• זאב הרטמן, חבר מועצת נצרת עילית, מאחל.
• הרב יואל בן-נון על הפילוג בתוך מחנה הימין הדתי.
• [ויה מונדוווייס] האם פינוי התנחלויות הוא טיהור אתני?
I was fascinated by Robert Oppenheimer, the Jew who created the first atomic bomb at Los Alamos. Another figure who riveted me was Henry Kissinger, one of the first nuclear strategists. But above all I was drawn to Herman Kahn, with whom I worked at the Hudson Institute.
Kahn is the original Dr. Strangelove. He was a Jewish-American genius who was a salient nuclear hawk and dealt with the planning and feasibility of nuclear wars. Kahn was a towering figure. He was a beacon of intelligence, knowledge and pioneering thought. He combined conceptual productivity, humor and informality. He attracted a group of devotees of whom I was one in the 1970s. But he also had bitter rivals who criticized him for even conceiving of the idea of a nuclear war. In the Cold War it was precisely those who talked about defense and survival who were considered nuclear hawks. The doves talked about "mutual assured destruction," which blocks any possibility of thinking about nuclear weapons. Like Kahn, I was one of the hawks. One of my projects was a paper for the Pentagon on planning a limited nuclear war in Central Europe.
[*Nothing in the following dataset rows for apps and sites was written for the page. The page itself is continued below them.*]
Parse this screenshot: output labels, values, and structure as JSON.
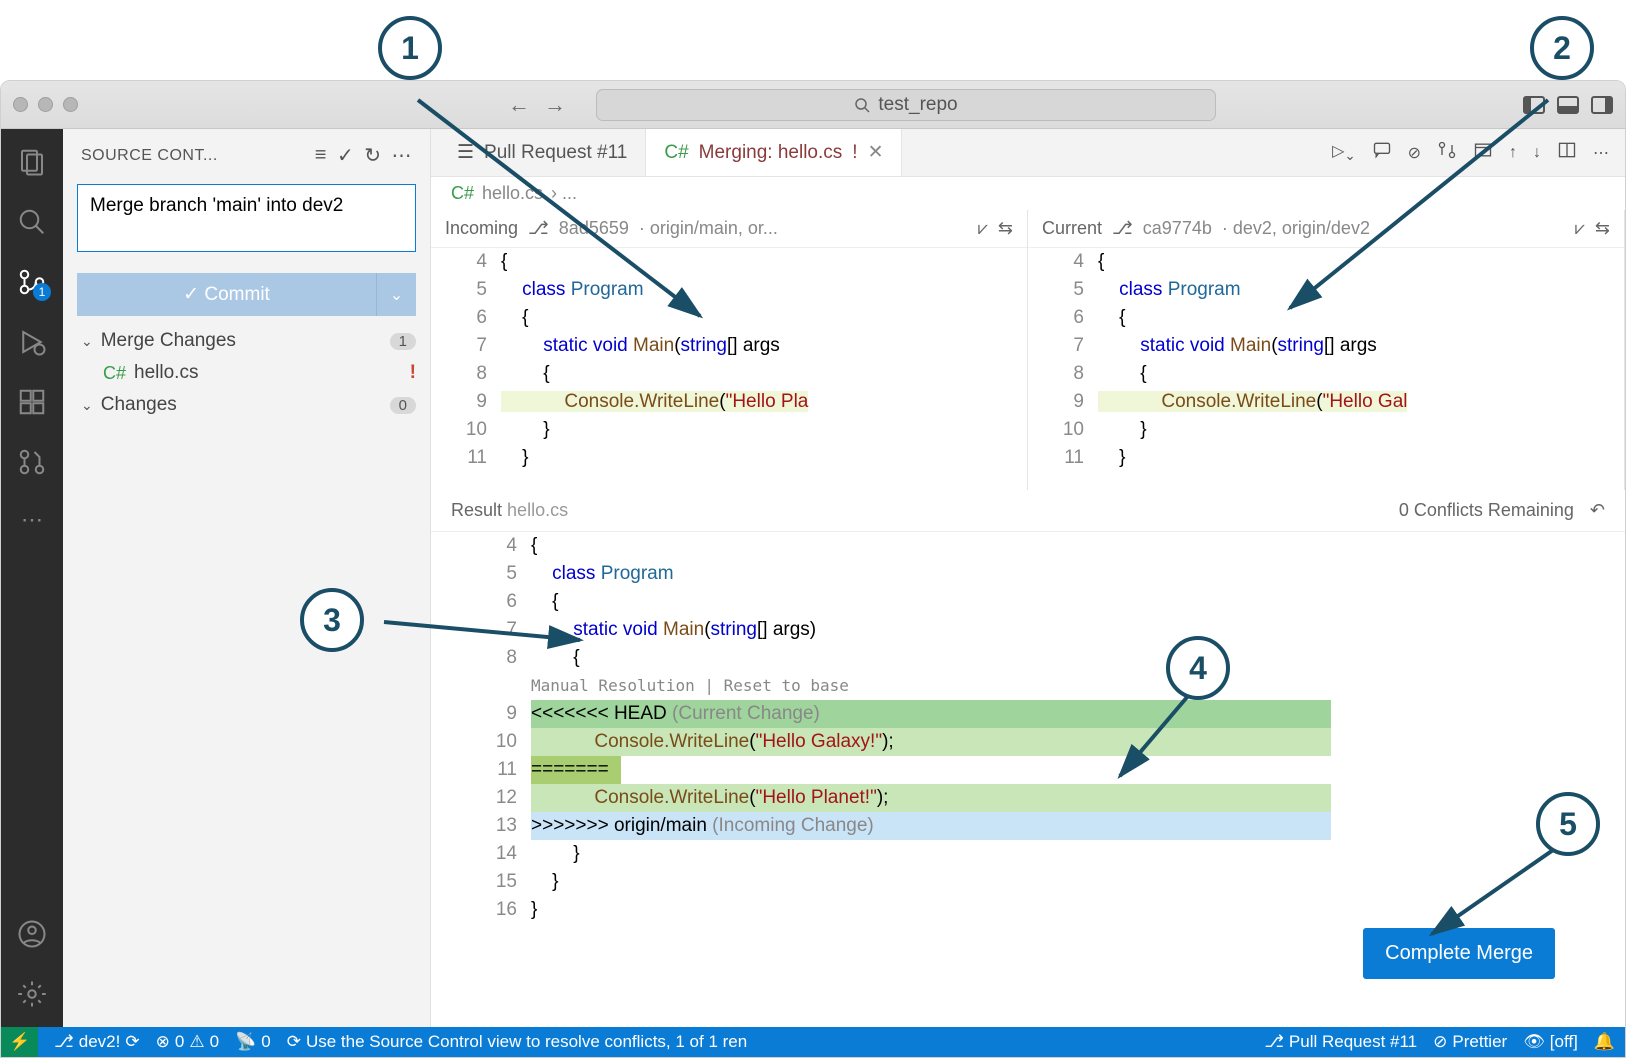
{
  "annotations": [
    "1",
    "2",
    "3",
    "4",
    "5"
  ],
  "titlebar": {
    "search_placeholder": "test_repo"
  },
  "activity": {
    "scm_badge": "1"
  },
  "sidebar": {
    "title": "SOURCE CONT...",
    "commit_message": "Merge branch 'main' into dev2",
    "commit_button": "Commit",
    "sections": {
      "merge_changes": {
        "label": "Merge Changes",
        "count": "1"
      },
      "changes": {
        "label": "Changes",
        "count": "0"
      }
    },
    "files": {
      "hello": {
        "name": "hello.cs",
        "status": "!"
      }
    }
  },
  "tabs": {
    "pr": {
      "label": "Pull Request #11"
    },
    "merge": {
      "label": "Merging: hello.cs",
      "dirty": "!"
    }
  },
  "breadcrumb": {
    "file": "hello.cs",
    "rest": "› ..."
  },
  "incoming": {
    "title": "Incoming",
    "commit": "8ad5659",
    "ref": "origin/main, or...",
    "lines": [
      "4",
      "5",
      "6",
      "7",
      "8",
      "9",
      "10",
      "11"
    ],
    "row4": "{",
    "row5_kw": "class",
    "row5_name": " Program",
    "row6": "{",
    "row7_kw1": "static",
    "row7_kw2": " void",
    "row7_fn": " Main",
    "row7_p1": "(",
    "row7_t": "string",
    "row7_p2": "[] args",
    "row8": "{",
    "row9_fn": "Console.WriteLine",
    "row9_p1": "(",
    "row9_str": "\"Hello Pla",
    "row10": "}",
    "row11": "}"
  },
  "current": {
    "title": "Current",
    "commit": "ca9774b",
    "ref": "dev2, origin/dev2",
    "lines": [
      "4",
      "5",
      "6",
      "7",
      "8",
      "9",
      "10",
      "11"
    ],
    "row4": "{",
    "row5_kw": "class",
    "row5_name": " Program",
    "row6": "{",
    "row7_kw1": "static",
    "row7_kw2": " void",
    "row7_fn": " Main",
    "row7_p1": "(",
    "row7_t": "string",
    "row7_p2": "[] args",
    "row8": "{",
    "row9_fn": "Console.WriteLine",
    "row9_p1": "(",
    "row9_str": "\"Hello Gal",
    "row10": "}",
    "row11": "}"
  },
  "result": {
    "title": "Result",
    "file": "hello.cs",
    "conflicts": "0 Conflicts Remaining",
    "lens": "Manual Resolution | Reset to base",
    "lines": [
      "4",
      "5",
      "6",
      "7",
      "8",
      "9",
      "10",
      "11",
      "12",
      "13",
      "14",
      "15",
      "16"
    ],
    "row4": "{",
    "row5_kw": "class",
    "row5_name": " Program",
    "row6": "{",
    "row7_kw1": "static",
    "row7_kw2": " void",
    "row7_fn": " Main",
    "row7_p1": "(",
    "row7_t": "string",
    "row7_rest": "[] args)",
    "row8": "{",
    "row9_marker": "<<<<<<< HEAD ",
    "row9_label": "(Current Change)",
    "row10_fn": "Console.WriteLine",
    "row10_p1": "(",
    "row10_str": "\"Hello Galaxy!\"",
    "row10_end": ");",
    "row11": "=======",
    "row12_fn": "Console.WriteLine",
    "row12_p1": "(",
    "row12_str": "\"Hello Planet!\"",
    "row12_end": ");",
    "row13_marker": ">>>>>>> origin/main ",
    "row13_label": "(Incoming Change)",
    "row14": "}",
    "row15": "}",
    "row16": "}",
    "complete_button": "Complete Merge"
  },
  "status": {
    "branch": "dev2!",
    "errors": "0",
    "warnings": "0",
    "ports": "0",
    "sync": "Use the Source Control view to resolve conflicts, 1 of 1 ren",
    "pr": "Pull Request #11",
    "prettier": "Prettier",
    "off": "[off]"
  }
}
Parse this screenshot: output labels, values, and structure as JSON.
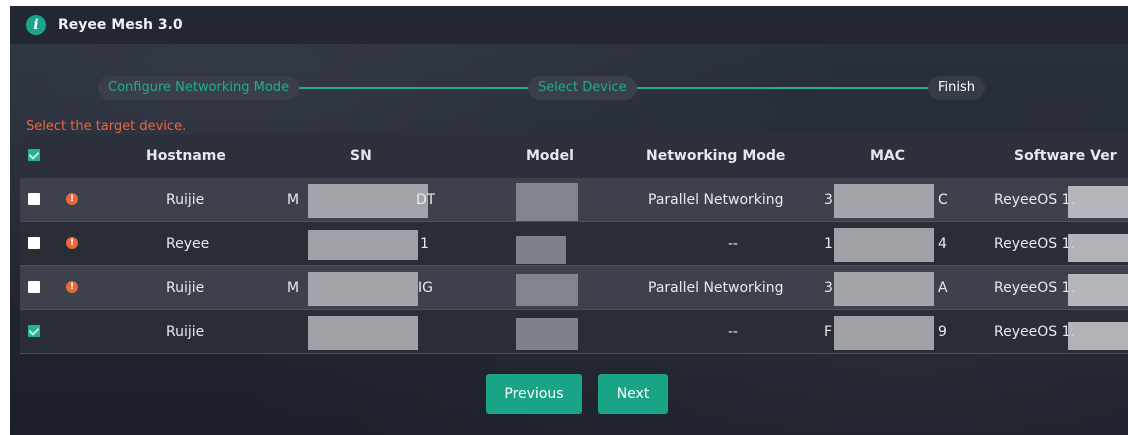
{
  "app": {
    "title": "Reyee Mesh 3.0",
    "icon": "info-icon"
  },
  "steps": [
    {
      "label": "Configure Networking Mode",
      "state": "done"
    },
    {
      "label": "Select Device",
      "state": "done"
    },
    {
      "label": "Finish",
      "state": "current"
    }
  ],
  "prompt": "Select the target device.",
  "table": {
    "columns": [
      "Hostname",
      "SN",
      "Model",
      "Networking Mode",
      "MAC",
      "Software Ver"
    ],
    "rows": [
      {
        "checked": false,
        "warning": true,
        "hostname": "Ruijie",
        "sn_prefix": "M",
        "sn_suffix": "DT",
        "networking_mode": "Parallel Networking",
        "mac_prefix": "3",
        "mac_suffix": "C",
        "software": "ReyeeOS 1."
      },
      {
        "checked": false,
        "warning": true,
        "hostname": "Reyee",
        "sn_prefix": "",
        "sn_suffix": "1",
        "networking_mode": "--",
        "mac_prefix": "1",
        "mac_suffix": "4",
        "software": "ReyeeOS 1."
      },
      {
        "checked": false,
        "warning": true,
        "hostname": "Ruijie",
        "sn_prefix": "M",
        "sn_suffix": "IG",
        "networking_mode": "Parallel Networking",
        "mac_prefix": "3",
        "mac_suffix": "A",
        "software": "ReyeeOS 1."
      },
      {
        "checked": true,
        "warning": false,
        "hostname": "Ruijie",
        "sn_prefix": "",
        "sn_suffix": "",
        "networking_mode": "--",
        "mac_prefix": "F",
        "mac_suffix": "9",
        "software": "ReyeeOS 1."
      }
    ]
  },
  "buttons": {
    "previous": "Previous",
    "next": "Next"
  },
  "colors": {
    "accent": "#1aa487",
    "warning": "#e8683a",
    "prompt": "#f0643c"
  }
}
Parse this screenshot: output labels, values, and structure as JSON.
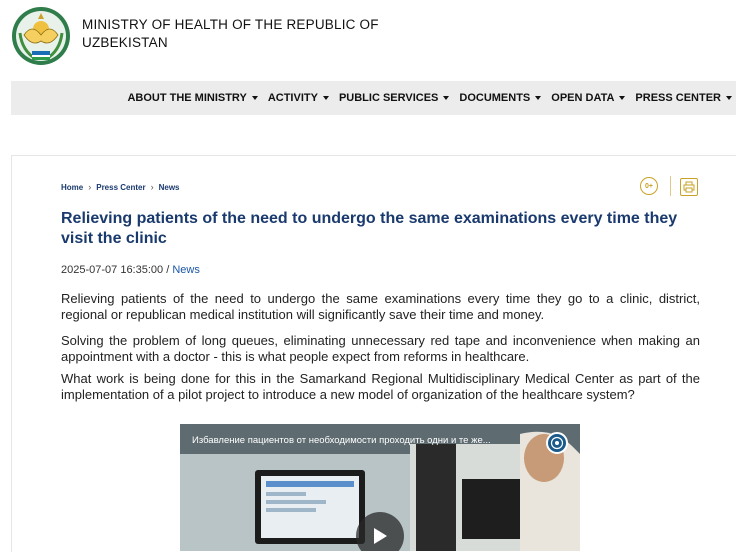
{
  "header": {
    "ministry_name_line1": "MINISTRY OF HEALTH OF THE REPUBLIC OF",
    "ministry_name_line2": "UZBEKISTAN"
  },
  "nav": {
    "items": [
      {
        "label": "ABOUT THE MINISTRY"
      },
      {
        "label": "ACTIVITY"
      },
      {
        "label": "PUBLIC SERVICES"
      },
      {
        "label": "DOCUMENTS"
      },
      {
        "label": "OPEN DATA"
      },
      {
        "label": "PRESS CENTER"
      }
    ]
  },
  "breadcrumb": {
    "home": "Home",
    "press_center": "Press Center",
    "news": "News",
    "separator": "›"
  },
  "tools": {
    "age_rating": "0+"
  },
  "article": {
    "title": "Relieving patients of the need to undergo the same examinations every time they visit the clinic",
    "date": "2025-07-07 16:35:00",
    "date_separator": " / ",
    "category": "News",
    "paragraphs": [
      "Relieving patients of the need to undergo the same examinations every time they go to a clinic, district, regional or republican medical institution will significantly save their time and money.",
      "Solving the problem of long queues, eliminating unnecessary red tape and inconvenience when making an appointment with a doctor - this is what people expect from reforms in healthcare.",
      "What work is being done for this in the Samarkand Regional Multidisciplinary Medical Center as part of the implementation of a pilot project to introduce a new model of organization of the healthcare system?"
    ]
  },
  "video": {
    "title": "Избавление пациентов от необходимости проходить одни и те же..."
  },
  "colors": {
    "accent_blue": "#1a3a6e",
    "link_blue": "#1a56a6",
    "gold": "#c9a227",
    "nav_bg": "#ececec"
  }
}
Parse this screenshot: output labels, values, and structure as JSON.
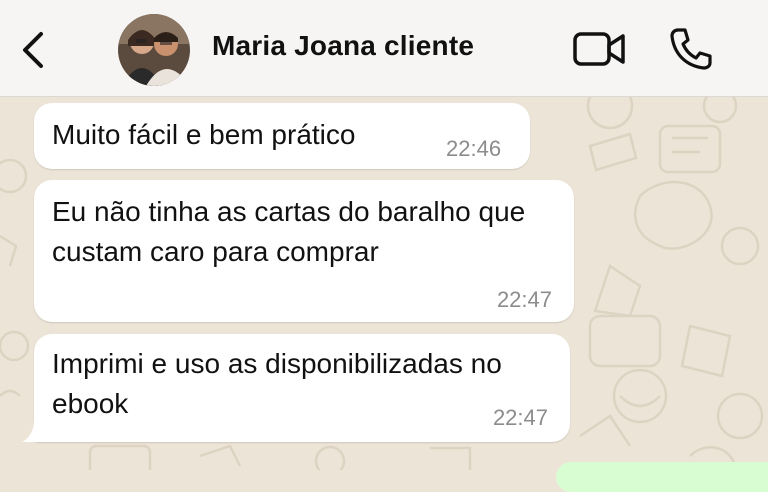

On the face of it, what is the point of this? Why execute the enemy after deterrence has failed? But according to Dror, it is important to ascertain that the deterrence will work, even if you yourself have been destroyed. He sees this as a contribution to the repair of the world [tikkun olam]. When we say "never again," this entails three imperatives: never again will we be felled in mass numbers, never again will we be defenseless and never again will there be a situation in which those who harm us go unpunished.
Is the Holocaust relevant to our strategic thought in an era of a nuclear Middle East?
Look at the way memory guides people like Netanyahu, who refers time and again to the 1930s. Bernard Lewis also said a few years ago that he feels like he is in the late 1930s. What did he mean? On the one hand, an imminent threat, rapidly approaching, and on the other, complacency and conciliation and a cowering coveting of peace. When I visited Yad Vashem [the Holocaust memorial in Jerusalem] not long ago, I could not bear the psychological overload and left halfway through. I don't think there is an Israeli or a Jew who can be insensitive to the Holocaust. It is a painful black hole in our consciousness.
When you look around today, what is your feeling? Are we alone?
We are always alone. Sometimes we have partners and lovers and donors of money, but no one is in our shoes.
I still remember Roosevelt and all the wise and enlightened types of the American security hierarchy in the period of Auschwitz, and I have retained the lesson. In Jewish history and fate there is a dimension of unfairness toward us. We have already been alone once, and even the good and the enlightened did not protect us. Accordingly, we must not be militant, but we must entrench our defense and security prowess and act with wisdom and restraint and caution and sangfroid. Never again.